Data supplied below:
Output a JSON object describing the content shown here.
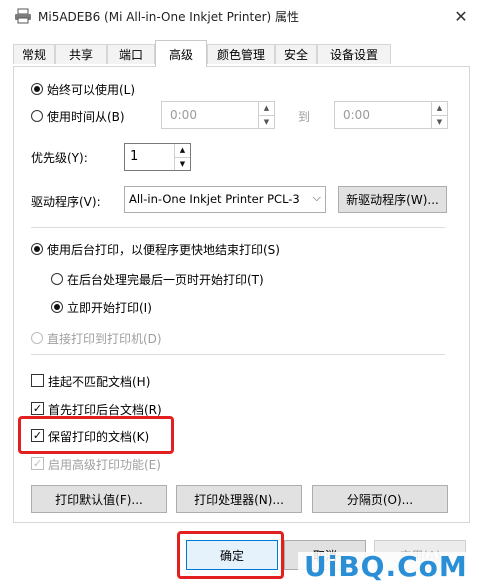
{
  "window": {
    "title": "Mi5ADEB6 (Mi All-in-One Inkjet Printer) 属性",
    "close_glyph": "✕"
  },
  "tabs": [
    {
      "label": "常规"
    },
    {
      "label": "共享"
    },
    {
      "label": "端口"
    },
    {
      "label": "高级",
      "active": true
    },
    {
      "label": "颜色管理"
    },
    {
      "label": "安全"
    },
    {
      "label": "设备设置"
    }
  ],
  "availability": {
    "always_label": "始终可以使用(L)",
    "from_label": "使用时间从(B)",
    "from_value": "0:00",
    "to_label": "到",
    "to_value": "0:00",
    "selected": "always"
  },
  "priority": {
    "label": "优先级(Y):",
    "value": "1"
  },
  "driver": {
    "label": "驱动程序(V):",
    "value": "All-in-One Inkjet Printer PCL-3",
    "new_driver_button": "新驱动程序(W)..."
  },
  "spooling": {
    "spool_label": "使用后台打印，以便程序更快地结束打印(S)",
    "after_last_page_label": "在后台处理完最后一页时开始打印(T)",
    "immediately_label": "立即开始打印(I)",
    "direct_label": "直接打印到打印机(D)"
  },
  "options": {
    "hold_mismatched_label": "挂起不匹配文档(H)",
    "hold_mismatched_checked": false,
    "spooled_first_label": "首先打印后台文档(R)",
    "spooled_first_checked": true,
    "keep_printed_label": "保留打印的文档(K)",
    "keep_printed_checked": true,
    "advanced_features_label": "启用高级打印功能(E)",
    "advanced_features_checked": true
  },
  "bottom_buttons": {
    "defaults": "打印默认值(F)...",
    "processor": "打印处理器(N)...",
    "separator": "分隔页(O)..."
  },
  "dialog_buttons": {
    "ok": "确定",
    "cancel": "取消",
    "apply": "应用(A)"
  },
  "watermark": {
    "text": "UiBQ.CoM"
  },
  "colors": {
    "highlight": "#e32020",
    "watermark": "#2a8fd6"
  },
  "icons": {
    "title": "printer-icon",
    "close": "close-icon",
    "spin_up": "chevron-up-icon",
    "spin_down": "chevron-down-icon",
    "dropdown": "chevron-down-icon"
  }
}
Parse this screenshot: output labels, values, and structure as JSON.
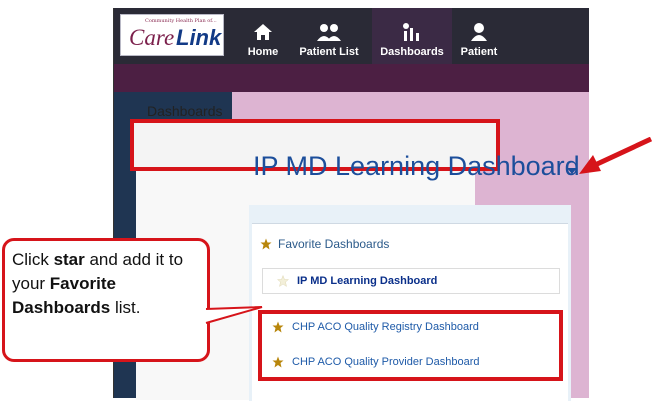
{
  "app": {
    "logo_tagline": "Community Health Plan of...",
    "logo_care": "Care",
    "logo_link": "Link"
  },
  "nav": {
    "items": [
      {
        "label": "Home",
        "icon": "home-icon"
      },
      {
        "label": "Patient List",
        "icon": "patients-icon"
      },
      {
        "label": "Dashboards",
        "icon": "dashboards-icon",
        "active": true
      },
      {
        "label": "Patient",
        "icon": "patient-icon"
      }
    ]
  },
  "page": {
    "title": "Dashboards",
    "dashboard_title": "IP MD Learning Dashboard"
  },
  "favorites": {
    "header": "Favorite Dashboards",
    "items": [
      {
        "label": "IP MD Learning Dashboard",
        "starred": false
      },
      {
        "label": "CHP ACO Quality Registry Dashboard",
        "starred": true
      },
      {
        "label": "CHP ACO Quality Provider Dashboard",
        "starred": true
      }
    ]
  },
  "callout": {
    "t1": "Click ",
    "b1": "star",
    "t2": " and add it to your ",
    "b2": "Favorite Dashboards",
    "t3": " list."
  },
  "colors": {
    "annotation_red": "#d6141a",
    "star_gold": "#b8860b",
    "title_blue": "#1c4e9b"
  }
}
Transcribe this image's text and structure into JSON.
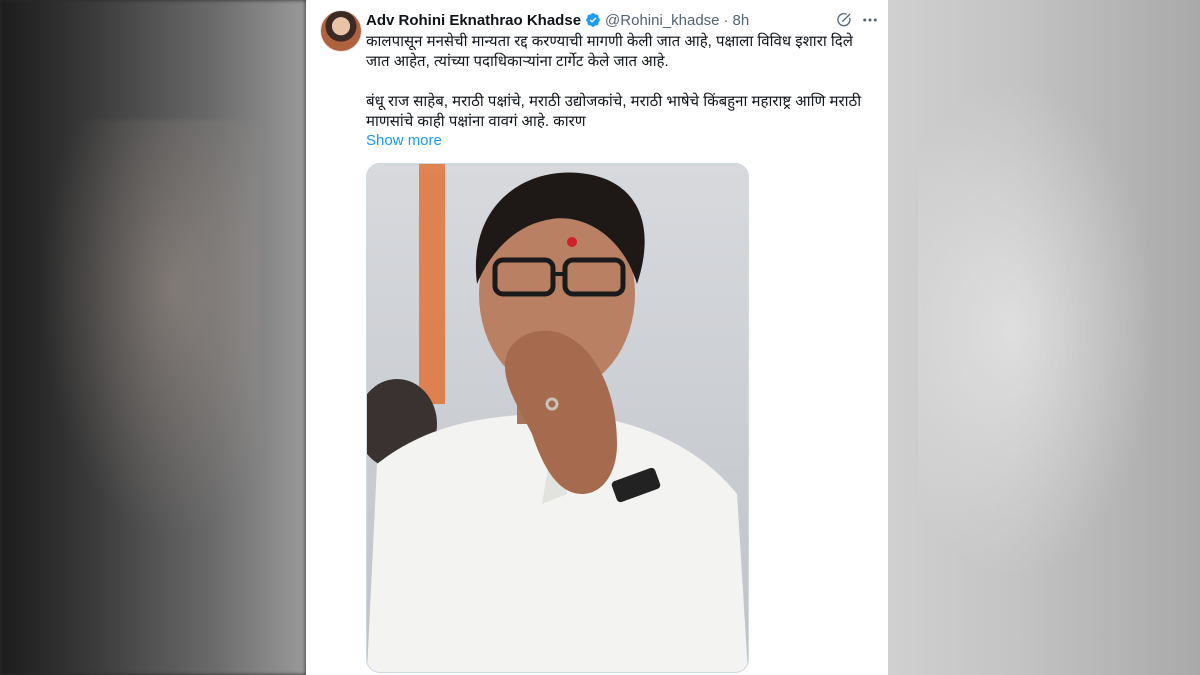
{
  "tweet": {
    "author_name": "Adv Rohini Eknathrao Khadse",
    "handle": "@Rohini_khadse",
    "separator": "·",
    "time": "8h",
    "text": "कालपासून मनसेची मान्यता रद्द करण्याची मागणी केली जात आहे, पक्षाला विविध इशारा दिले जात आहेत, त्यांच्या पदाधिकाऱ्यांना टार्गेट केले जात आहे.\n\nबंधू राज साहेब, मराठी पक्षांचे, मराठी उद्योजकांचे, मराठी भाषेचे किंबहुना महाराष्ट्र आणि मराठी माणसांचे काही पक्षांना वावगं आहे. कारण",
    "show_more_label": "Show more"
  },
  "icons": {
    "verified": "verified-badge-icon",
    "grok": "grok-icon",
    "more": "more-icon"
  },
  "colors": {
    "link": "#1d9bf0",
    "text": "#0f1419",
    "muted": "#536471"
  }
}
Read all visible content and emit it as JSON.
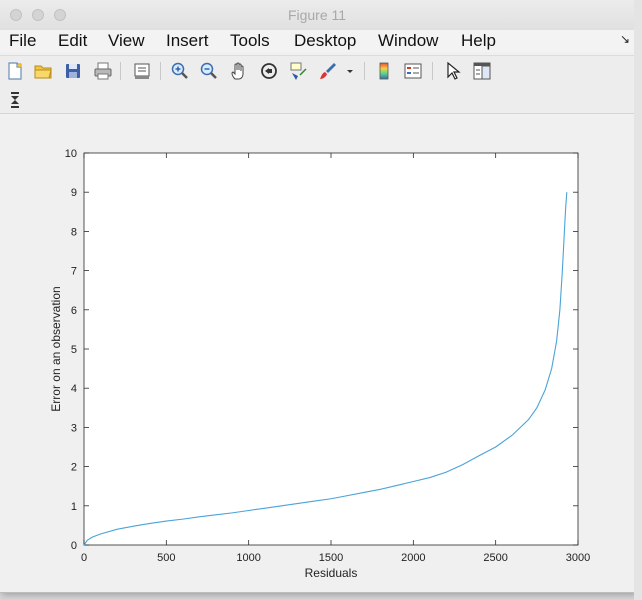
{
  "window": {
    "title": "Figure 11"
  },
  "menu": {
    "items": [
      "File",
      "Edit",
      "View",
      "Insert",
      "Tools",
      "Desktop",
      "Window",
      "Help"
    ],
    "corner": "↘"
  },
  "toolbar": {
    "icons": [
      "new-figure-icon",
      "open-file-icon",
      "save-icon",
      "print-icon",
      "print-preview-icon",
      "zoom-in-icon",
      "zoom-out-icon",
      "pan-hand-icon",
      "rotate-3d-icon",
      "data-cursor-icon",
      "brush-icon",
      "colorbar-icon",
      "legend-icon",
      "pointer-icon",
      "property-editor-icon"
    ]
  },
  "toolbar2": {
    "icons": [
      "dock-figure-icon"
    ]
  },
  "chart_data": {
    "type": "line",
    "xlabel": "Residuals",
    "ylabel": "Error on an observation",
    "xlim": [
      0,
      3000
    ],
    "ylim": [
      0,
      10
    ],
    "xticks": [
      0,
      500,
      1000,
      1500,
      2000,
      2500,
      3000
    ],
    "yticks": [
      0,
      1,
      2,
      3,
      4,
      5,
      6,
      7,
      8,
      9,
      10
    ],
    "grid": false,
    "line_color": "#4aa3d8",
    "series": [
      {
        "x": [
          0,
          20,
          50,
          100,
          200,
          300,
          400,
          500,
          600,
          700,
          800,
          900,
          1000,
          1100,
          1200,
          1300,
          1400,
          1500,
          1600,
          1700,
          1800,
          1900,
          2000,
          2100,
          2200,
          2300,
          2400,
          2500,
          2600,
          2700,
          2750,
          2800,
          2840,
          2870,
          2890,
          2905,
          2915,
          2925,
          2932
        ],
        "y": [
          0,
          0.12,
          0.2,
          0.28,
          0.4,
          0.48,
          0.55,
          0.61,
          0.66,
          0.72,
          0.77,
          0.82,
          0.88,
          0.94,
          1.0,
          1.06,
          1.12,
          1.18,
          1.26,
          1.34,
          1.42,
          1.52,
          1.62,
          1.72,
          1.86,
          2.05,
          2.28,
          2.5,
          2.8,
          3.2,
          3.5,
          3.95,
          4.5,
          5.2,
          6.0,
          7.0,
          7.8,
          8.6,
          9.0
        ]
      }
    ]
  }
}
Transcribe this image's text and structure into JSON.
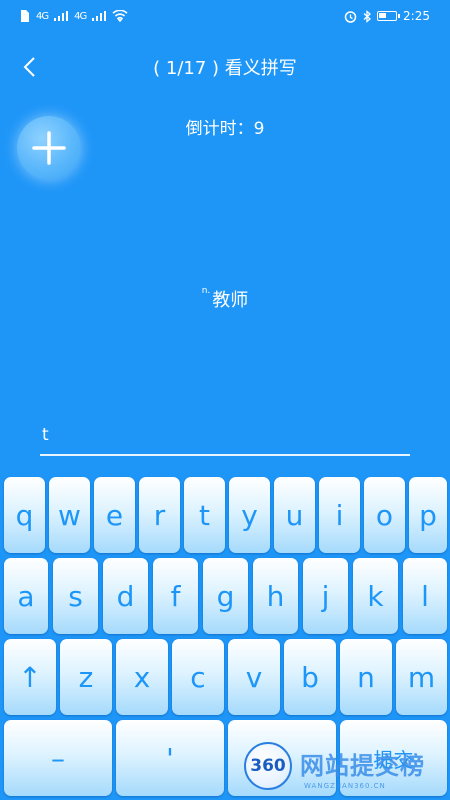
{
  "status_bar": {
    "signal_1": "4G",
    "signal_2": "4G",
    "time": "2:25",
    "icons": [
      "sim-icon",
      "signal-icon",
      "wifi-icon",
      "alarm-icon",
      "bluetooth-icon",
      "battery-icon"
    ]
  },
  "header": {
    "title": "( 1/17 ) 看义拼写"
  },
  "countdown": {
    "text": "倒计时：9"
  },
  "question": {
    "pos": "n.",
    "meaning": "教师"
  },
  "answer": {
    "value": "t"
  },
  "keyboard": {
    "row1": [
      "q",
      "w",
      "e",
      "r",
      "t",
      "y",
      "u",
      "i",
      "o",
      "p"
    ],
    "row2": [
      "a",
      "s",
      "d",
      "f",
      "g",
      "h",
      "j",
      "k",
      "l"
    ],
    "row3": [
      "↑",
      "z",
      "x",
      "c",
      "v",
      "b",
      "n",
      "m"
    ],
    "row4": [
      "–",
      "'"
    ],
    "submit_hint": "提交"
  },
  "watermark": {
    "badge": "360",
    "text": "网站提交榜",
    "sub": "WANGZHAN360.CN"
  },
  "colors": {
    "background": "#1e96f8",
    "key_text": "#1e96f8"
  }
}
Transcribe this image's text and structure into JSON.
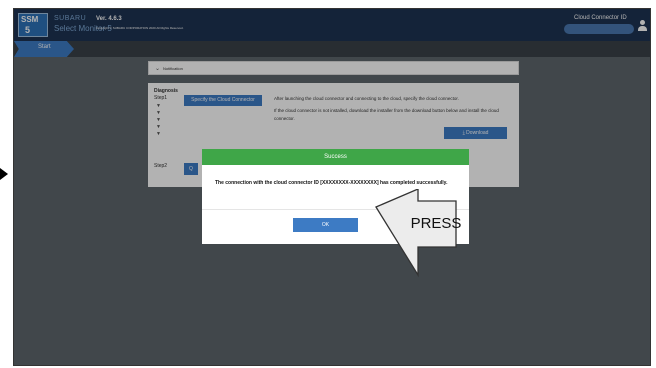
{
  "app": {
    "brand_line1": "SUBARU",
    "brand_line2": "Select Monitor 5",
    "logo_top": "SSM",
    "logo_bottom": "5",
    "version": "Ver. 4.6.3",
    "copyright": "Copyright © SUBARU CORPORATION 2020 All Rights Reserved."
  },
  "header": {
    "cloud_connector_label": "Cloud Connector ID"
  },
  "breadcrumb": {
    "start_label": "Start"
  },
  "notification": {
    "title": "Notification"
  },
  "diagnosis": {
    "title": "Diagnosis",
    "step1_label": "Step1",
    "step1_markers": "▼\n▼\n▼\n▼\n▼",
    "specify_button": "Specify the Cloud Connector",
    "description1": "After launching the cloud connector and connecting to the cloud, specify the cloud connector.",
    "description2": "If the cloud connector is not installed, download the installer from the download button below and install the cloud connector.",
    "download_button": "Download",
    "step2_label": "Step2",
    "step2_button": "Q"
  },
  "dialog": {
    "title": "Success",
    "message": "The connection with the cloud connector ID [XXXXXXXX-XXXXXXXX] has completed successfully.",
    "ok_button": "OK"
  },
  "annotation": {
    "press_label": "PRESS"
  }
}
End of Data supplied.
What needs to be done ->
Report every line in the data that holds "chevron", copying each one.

Completed exercise ->
    "spin_up": "chevron-up-icon",
    "spin_down": "chevron-down-icon",
    "dropdown": "chevron-down-icon"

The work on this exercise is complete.